Mr. Degel also has a third-degree assault conviction on his record for his part in a 1991 incident that reportedly began with him and another man harassing employees at a White Castle in the early morning hours. When an off-duty police officer stepped in, Mr. Degel held back a security guard while his companion beat the officer in the face.
But that's not all! In 1996, the Daily News said Mr. Degel was "awaiting sentencing in another federal hijacking and robbery indictment last year. Sources said Degel is cooperating with federal prosecutors in the case, which has resulted in five guilty pleas."

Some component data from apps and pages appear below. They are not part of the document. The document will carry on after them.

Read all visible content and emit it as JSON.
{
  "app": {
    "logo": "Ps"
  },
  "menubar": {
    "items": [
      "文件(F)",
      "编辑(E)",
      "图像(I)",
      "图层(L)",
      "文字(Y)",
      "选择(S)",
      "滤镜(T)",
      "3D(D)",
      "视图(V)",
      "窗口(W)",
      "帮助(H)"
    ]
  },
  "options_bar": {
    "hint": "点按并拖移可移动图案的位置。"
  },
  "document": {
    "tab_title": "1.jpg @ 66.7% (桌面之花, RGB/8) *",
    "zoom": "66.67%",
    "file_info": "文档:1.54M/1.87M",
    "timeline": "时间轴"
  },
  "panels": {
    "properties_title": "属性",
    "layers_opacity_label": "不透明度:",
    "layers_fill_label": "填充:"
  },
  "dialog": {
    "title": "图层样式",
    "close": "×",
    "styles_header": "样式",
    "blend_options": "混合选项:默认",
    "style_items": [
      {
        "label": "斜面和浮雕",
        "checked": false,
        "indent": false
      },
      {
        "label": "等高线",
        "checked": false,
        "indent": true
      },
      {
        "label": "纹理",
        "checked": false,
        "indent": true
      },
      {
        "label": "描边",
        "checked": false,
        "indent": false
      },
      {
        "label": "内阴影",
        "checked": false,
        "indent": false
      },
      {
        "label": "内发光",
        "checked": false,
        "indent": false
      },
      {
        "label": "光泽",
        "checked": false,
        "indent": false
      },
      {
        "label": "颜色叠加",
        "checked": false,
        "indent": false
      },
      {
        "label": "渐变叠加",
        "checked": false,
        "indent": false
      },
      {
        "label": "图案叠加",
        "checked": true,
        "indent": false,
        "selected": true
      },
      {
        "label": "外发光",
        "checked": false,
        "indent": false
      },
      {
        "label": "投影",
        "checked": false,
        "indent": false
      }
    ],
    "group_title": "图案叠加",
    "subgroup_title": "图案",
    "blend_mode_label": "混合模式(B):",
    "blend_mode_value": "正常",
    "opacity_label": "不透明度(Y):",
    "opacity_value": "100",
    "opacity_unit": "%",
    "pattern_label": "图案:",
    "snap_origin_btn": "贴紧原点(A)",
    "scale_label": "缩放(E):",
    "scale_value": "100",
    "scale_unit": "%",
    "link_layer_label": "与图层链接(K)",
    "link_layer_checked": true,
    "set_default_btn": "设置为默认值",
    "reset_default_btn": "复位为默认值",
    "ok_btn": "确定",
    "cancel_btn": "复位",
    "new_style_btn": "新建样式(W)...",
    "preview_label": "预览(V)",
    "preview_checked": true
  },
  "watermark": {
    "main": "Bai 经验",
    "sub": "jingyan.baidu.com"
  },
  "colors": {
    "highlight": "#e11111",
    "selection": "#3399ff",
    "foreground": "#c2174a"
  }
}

And while we're on the subject, let's move over to the civil cases. Mr. Degel recently agreed to pay $900,000 to settle a lawsuit in which his employees accused him of "failing to pay . . . minimum wages, overtime wages, spread of hours pay, uniform allowances and . . . misappropriating tips at three restaurants." He has also been sued by his former housekeeper, who claims he didn't pay her overtime wages.
On a final note, Mr. Degel once paid $10,000 for a 1,000-pound cast-iron bull statue that he had installed without a permit in front of Uncle Jack's here in Bayside in 2002. Just over a week after it was put up, the bull was torn down by vandals who severed its horns, tail, and hind legs. Mr. Degel vowed to repair and reinstall the bull, this time atop a sturdy granite pedestal, but I don't know if that ever happened. From 2007 on, the bull is absent from all Street View photos of the restaurant.